As the band played the slow jam intro to “Twinge” from La Gargola, the crowd began swaying while searchlights fanned out over the rapt and spellbound audience. All of the songs from the new album seemed to have an effect on the fans, including “Hunter Eats Hunter” which followed “Twinge”. Loeffler said of “Hunter Eats Hunter” – “That was my favorite.” I’m not sure if he was saying that it is his favorite song that they play, or that our reaction to the song was his favorite of the night, but the crowd ate it up.
My second favorite song of the night, “Hats Off to the Bull” was also one of the crowd’s favorites as it got one of the biggest responses with the crowd singing along, bouncing and dancing, pumping their fists and nodding their heads to the ringing guitar licks and bubbling notes of the bridge.
The final song of the pre-encore set was “I Get It” from 2007’s Vena Sera. A song for those of us who face the daily onslaught of haters, doubters, and takers. It was a great way to close the show before the obligatory (and much desired) encore.

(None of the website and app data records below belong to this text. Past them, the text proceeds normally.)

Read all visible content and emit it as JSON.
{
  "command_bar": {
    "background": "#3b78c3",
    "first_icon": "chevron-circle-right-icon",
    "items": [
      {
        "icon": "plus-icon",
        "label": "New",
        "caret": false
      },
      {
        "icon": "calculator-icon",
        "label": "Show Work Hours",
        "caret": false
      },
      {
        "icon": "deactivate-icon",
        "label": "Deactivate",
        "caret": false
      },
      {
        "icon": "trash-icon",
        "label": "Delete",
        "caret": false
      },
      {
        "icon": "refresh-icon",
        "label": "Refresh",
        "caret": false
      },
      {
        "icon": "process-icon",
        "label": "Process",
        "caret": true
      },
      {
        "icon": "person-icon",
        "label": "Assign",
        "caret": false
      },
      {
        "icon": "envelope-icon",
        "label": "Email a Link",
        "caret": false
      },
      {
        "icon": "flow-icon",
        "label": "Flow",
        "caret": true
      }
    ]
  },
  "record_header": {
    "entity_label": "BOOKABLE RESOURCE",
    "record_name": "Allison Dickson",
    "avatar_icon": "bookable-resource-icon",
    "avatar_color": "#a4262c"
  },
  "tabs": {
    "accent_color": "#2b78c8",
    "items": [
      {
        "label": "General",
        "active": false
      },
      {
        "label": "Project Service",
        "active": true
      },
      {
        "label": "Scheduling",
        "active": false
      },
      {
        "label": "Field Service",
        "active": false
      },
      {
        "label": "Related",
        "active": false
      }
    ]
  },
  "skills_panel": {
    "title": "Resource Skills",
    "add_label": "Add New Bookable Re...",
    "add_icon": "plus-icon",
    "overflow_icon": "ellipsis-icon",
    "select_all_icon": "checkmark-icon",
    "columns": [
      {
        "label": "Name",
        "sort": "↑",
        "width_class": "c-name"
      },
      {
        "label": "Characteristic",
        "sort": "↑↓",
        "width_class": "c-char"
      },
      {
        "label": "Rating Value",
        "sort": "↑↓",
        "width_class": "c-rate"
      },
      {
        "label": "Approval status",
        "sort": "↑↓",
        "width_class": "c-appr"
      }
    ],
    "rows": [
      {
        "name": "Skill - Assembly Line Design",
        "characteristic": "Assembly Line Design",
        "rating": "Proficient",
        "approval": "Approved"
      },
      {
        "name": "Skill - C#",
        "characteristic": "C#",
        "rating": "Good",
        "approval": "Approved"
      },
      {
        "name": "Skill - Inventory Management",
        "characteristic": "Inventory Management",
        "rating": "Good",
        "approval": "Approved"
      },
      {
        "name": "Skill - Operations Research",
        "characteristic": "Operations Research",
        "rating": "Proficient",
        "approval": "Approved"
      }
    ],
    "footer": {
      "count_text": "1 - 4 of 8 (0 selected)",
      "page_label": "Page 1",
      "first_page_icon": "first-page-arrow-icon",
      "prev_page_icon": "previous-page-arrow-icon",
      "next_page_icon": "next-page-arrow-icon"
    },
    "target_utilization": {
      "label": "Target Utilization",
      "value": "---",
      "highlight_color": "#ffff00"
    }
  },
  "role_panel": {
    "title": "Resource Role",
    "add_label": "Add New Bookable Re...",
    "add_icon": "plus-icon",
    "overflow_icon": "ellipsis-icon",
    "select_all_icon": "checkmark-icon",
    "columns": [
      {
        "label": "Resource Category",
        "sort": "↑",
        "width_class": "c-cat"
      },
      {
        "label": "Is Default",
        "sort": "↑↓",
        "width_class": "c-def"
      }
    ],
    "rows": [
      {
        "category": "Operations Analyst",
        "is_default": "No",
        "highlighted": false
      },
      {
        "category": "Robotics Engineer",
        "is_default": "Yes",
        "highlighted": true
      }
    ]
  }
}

As the opening chords of “The Red”, perhaps Chevelle’s most well-known single, played softly by frontman Loeffler who was on stage alone lit by dual red spotlights, the crowd joined him singing along word-for-word. Bassist Bernadini joined by the second verse and drummer Loeffler joined in by the second chorus, at which point the crowd erupted cheering all the way into the slow, soft fade out with Loeffler and Bernadini standing still in the dual red spotlights. The band finished the encore with “Comfortable Liar” and the raucous “Face to the Floor”, before throwing out souvenirs to the crowd and thanking us for an amazing time. Thank YOU, Chevelle, for making my first concert review one that I will never forget. We’ll see you next time you’re in town. Don’t keep us waiting too long! by Rob Crupper